25. Even more surprising is the fact that the Appellant, when asked at interview (Q 35) whether he had been provided with legal representation for his trial in Sri Lanka, replied that he had had no chance to obtain a solicitor. No mention was made of Mr Rajagulendra’s purported visit. (The reference to a lawyer earlier is to an English lawyer in the United Kingdom.) This lawyer and his visit was not even mentioned to the Adjudicator.

26. Mr Rajagulendra’s letter is vehement as to the Appellant’s notoriety and risk – yet the Appellant, on his claim, was sentenced (if tried) to no more than a year’s imprisonment, was loosely guarded, lived in government-controlled areas after his escape, and had his own photograph in his passport when he left. None of this is even touched on. Ms Gandhi said that if this letter was admitted, the error of law which it would enable her to show was that the Adjudicator’s credibility findings were perverse, or, when pressed as to the realism of that, “something along those lines”.

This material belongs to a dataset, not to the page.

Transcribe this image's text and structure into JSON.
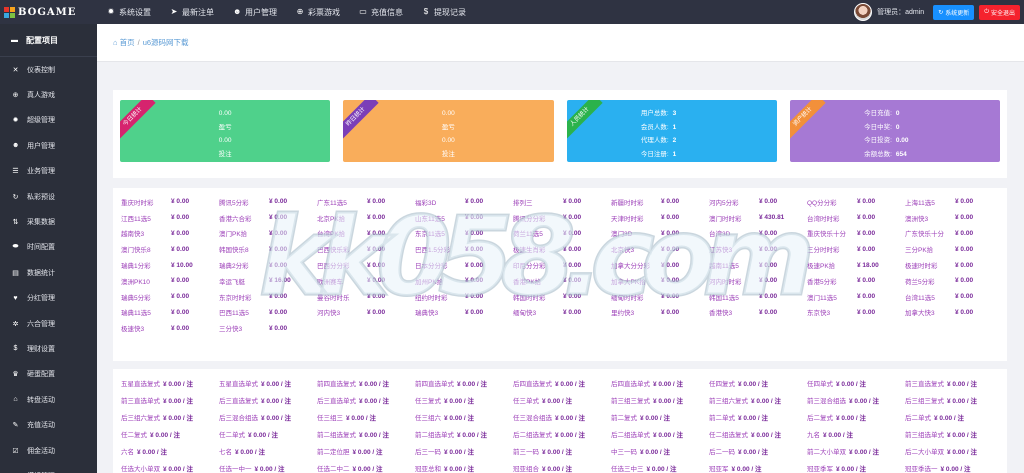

27. We decline to admit this evidence. The Rules were not complied with. No explanation has been offered as to its production or why it was not sought earlier. The explanation that it was not necessary to produce further evidence until the appeal was dismissed is a wholly unsatisfactory explanation; the Tribunal will not regard this sort of tactic as a basis for reopening findings of fact or credibility.

28. The Appellant’s credibility was plainly at issue from the Secretary of State’s letter of refusal. All relevant evidence which could be obtained with reasonable diligence should have been obtained. This could have been obtained. There are no grounds for an exception being made so as to admit it. Far from assisting the Adjudicator’s findings to be undermined, the contents of the document and the manner and timing of its production reinforce her conclusions as to the Appellant’s lack of credibility.

29. This appeal is dismissed. It is reported as an example of the application of E to the 2003 Rules.